* What the task requires *
The task calls for each record to be given again exactly.

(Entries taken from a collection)
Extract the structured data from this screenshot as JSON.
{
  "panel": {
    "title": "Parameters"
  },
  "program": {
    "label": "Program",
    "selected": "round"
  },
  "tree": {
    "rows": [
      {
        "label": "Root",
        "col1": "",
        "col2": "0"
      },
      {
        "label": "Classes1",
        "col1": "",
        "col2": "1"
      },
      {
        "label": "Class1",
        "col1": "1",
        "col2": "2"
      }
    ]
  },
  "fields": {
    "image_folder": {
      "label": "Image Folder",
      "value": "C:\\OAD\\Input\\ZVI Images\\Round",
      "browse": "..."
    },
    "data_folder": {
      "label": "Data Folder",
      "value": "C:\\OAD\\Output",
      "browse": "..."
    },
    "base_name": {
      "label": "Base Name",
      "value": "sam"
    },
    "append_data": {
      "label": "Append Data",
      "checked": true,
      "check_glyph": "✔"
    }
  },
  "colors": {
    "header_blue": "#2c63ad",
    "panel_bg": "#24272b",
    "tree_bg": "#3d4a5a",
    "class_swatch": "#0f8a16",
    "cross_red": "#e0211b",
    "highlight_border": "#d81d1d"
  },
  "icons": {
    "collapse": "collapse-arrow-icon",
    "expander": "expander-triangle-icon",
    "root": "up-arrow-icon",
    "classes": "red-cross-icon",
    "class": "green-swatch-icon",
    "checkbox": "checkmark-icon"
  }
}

* Final answer *
Extract the structured data from this screenshot as JSON.
{
  "panel": {
    "title": "Parameters"
  },
  "program": {
    "label": "Program",
    "selected": "round"
  },
  "tree": {
    "rows": [
      {
        "label": "Root",
        "col1": "",
        "col2": "0"
      },
      {
        "label": "Classes1",
        "col1": "",
        "col2": "1"
      },
      {
        "label": "Class1",
        "col1": "1",
        "col2": "2"
      }
    ]
  },
  "fields": {
    "image_folder": {
      "label": "Image Folder",
      "value": "C:\\OAD\\Input\\ZVI Images\\Round",
      "browse": "..."
    },
    "data_folder": {
      "label": "Data Folder",
      "value": "C:\\OAD\\Output",
      "browse": "..."
    },
    "base_name": {
      "label": "Base Name",
      "value": "sam"
    },
    "append_data": {
      "label": "Append Data",
      "checked": true,
      "check_glyph": "✔"
    }
  },
  "colors": {
    "header_blue": "#2c63ad",
    "panel_bg": "#24272b",
    "tree_bg": "#3d4a5a",
    "class_swatch": "#0f8a16",
    "cross_red": "#e0211b",
    "highlight_border": "#d81d1d"
  },
  "icons": {
    "collapse": "collapse-arrow-icon",
    "expander": "expander-triangle-icon",
    "root": "up-arrow-icon",
    "classes": "red-cross-icon",
    "class": "green-swatch-icon",
    "checkbox": "checkmark-icon"
  }
}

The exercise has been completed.